Grief and Loss for Cancer Patients in the Era of COVID

Wooden heart with adhesive plasters on table.

New Brunswick, N.J., August 23, 2020 –The COVID-19 pandemic has brought a time period of grief in many forms, even grief unrelated to the loss of life – some caused by the need for isolation measures to slow the spread of the virus. You might grieve for people who have caught the virus, grieve your loss of routine and grieve the loss of feelings of safety and security in the world. As a cancer patient, you may feel grief about not having loved ones present for treatment.  

Grief affects cancer patients
Although many people only think about grief in the context of someone dying, grief can be experienced whenever anything you find meaningful is lost. Many cancer patients experience grief after diagnosis when they feel that their normal pre-cancer diagnosis routine is lost.
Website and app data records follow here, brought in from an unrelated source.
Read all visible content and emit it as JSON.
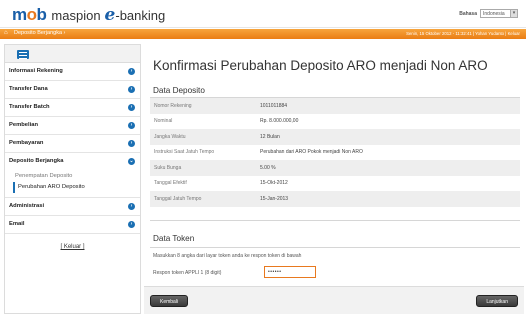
{
  "header": {
    "logo_mb": "m",
    "logo_o": "o",
    "logo_b": "b",
    "logo_maspion": "maspion",
    "logo_e": "e",
    "logo_banking": "-banking",
    "language_label": "Bahasa",
    "language_value": "Indonesia"
  },
  "breadcrumb": {
    "home_icon": "home-icon",
    "item": "Deposito Berjangka",
    "session_info": "Senin, 15 Oktober 2012 - 11:32:41 | Yohan Yudanto | Keluar"
  },
  "sidebar": {
    "items": [
      {
        "label": "Informasi Rekening"
      },
      {
        "label": "Transfer Dana"
      },
      {
        "label": "Transfer Batch"
      },
      {
        "label": "Pembelian"
      },
      {
        "label": "Pembayaran"
      },
      {
        "label": "Deposito Berjangka"
      }
    ],
    "submenu": [
      {
        "label": "Penempatan Deposito"
      },
      {
        "label": "Perubahan ARO Deposito"
      }
    ],
    "items_after": [
      {
        "label": "Administrasi"
      },
      {
        "label": "Email"
      }
    ],
    "logout": "[ Keluar ]"
  },
  "main": {
    "title": "Konfirmasi Perubahan Deposito ARO menjadi Non ARO",
    "section_deposito": "Data Deposito",
    "rows": [
      {
        "key": "Nomor Rekening",
        "value": "1011011884"
      },
      {
        "key": "Nominal",
        "value": "Rp. 8.000.000,00"
      },
      {
        "key": "Jangka Waktu",
        "value": "12 Bulan"
      },
      {
        "key": "Instruksi Saat Jatuh Tempo",
        "value": "Perubahan dari ARO Pokok menjadi Non ARO"
      },
      {
        "key": "Suku Bunga",
        "value": "5.00 %"
      },
      {
        "key": "Tanggal Efektif",
        "value": "15-Okt-2012"
      },
      {
        "key": "Tanggal Jatuh Tempo",
        "value": "15-Jan-2013"
      }
    ],
    "section_token": "Data Token",
    "token_hint": "Masukkan 8 angka dari layar token anda ke respon token di bawah",
    "token_label": "Respon token APPLI 1 (8 digit)",
    "token_value": "••••••"
  },
  "buttons": {
    "back": "Kembali",
    "next": "Lanjutkan"
  },
  "colors": {
    "brand_blue": "#1a5fa8",
    "brand_orange": "#ea7d14"
  }
}
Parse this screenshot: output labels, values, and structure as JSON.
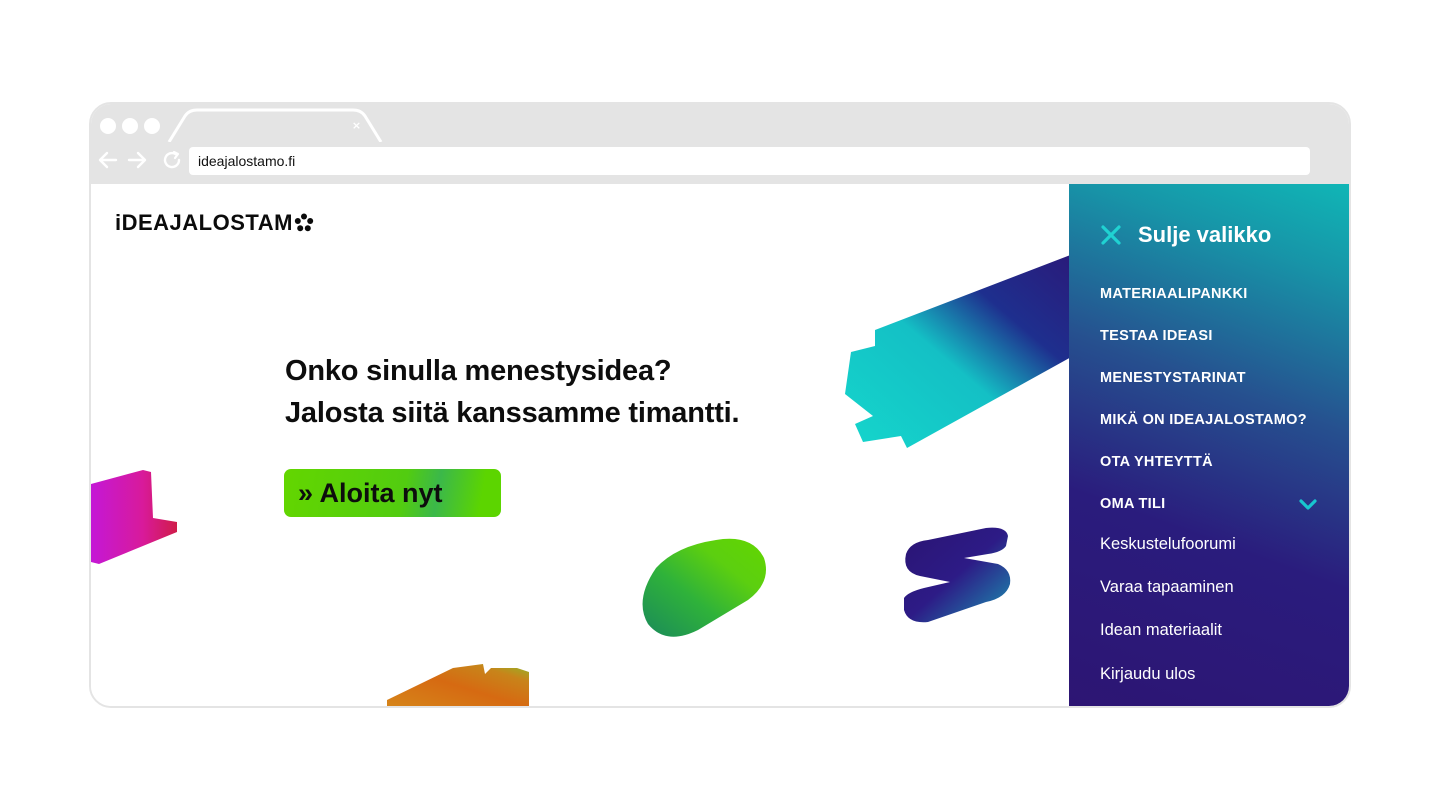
{
  "browser": {
    "url": "ideajalostamo.fi",
    "tab_close_glyph": "×",
    "icons": [
      "back-arrow-icon",
      "forward-arrow-icon",
      "reload-icon",
      "close-icon"
    ]
  },
  "site": {
    "logo_text": "iDEAJALOSTAM",
    "headline_line1": "Onko sinulla menestysidea?",
    "headline_line2": "Jalosta siitä kanssamme timantti.",
    "cta_label": "» Aloita nyt"
  },
  "menu": {
    "close_label": "Sulje valikko",
    "items": [
      {
        "label": "MATERIAALIPANKKI"
      },
      {
        "label": "TESTAA IDEASI"
      },
      {
        "label": "MENESTYSTARINAT"
      },
      {
        "label": "MIKÄ ON IDEAJALOSTAMO?"
      },
      {
        "label": "OTA YHTEYTTÄ"
      },
      {
        "label": "OMA TILI"
      }
    ],
    "sub_items": [
      {
        "label": "Keskustelufoorumi"
      },
      {
        "label": "Varaa tapaaminen"
      },
      {
        "label": "Idean materiaalit"
      },
      {
        "label": "Kirjaudu ulos"
      }
    ]
  },
  "colors": {
    "accent_green": "#5cd500",
    "menu_teal": "#10b6b6",
    "menu_purple": "#2d1573",
    "chevron": "#18c6cf"
  }
}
Significant changes often result including changing lifestyle habits, frequent visits to the doctor, changes to appearance, relationships, body integrity and loss of independence which can all cause a strong range of emotions associated with grief. 

Times have changed
It is important to acknowledge that the COVID-19 pandemic has created even more uncertainty and potential feelings of fear, powerlessness, anger and distress among all of us. During this difficult time, loved ones are being lost, new cancer diagnoses are being made and people continue to deal with the emotions that come with it alone. Due to the widespread implementation of lockdown measures earlier in the pandemic, hospitals and other healthcare facilities had to limit visitors, which meant that cancer patients did not have loved ones present for their treatments and appointments. Routines and rituals that normally bring comfort haven’t been as easily or readily accessible, which can also increase feelings of isolation and loss.

Embracing the grieving process
Processing grief is a very individual experience. Adjusting to the numerous changes and challenges as a cancer patient during COVID-19 can be painful and difficult. Do not hesitate to seek assistance with grief when dealing with cancer. Talk to trusted friends about your grief. Write about it. Express your grief through art, music or poetry. Therapy can also be helpful, as most therapists have ample experience working with grief and loss.


For additional information and resources, visit Additionally, Rutgers Cancer Institute of New Jersey offers a wide variety of support services for cancer patients and their families. Learn about our Patient Support Services program.

Rosemarie Slirzewski, MSW, LCSW, is a social worker at Rutgers Cancer Institute of New Jersey.


For journalists – contact:
Krista Didzbalis 
Media Relations Assistant 

For patient appointments/inquiries – contact:
844-CANCERNJ (844-226-2376)